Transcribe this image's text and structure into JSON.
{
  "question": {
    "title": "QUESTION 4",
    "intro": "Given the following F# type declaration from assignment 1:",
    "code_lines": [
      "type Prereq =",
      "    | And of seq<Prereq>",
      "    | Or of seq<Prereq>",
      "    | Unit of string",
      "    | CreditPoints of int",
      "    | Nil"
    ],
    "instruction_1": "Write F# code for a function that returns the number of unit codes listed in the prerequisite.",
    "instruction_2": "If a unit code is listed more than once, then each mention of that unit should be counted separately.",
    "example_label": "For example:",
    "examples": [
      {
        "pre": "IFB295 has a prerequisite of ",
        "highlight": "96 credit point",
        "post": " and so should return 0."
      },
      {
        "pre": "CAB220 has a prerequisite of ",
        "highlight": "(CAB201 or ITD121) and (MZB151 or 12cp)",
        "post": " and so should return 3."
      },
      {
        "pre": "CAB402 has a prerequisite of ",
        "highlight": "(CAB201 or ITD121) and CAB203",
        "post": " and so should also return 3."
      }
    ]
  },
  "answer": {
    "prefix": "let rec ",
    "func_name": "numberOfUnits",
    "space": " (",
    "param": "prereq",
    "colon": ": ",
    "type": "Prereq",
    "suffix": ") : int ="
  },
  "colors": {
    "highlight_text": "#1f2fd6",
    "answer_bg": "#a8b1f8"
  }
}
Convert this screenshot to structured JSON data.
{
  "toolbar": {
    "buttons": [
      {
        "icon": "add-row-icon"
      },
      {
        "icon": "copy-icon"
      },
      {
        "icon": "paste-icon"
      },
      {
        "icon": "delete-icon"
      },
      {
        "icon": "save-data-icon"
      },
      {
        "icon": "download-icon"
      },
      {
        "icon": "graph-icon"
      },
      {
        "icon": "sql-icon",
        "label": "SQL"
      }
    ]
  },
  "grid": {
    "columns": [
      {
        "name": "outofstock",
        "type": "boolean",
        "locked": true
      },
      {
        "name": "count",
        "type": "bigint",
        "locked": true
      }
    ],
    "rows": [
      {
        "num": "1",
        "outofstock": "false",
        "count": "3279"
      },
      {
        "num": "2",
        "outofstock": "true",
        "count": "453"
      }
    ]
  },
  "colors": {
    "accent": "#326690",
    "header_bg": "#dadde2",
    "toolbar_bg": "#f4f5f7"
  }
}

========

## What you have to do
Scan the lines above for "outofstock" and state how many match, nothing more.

## Answer to this problem
3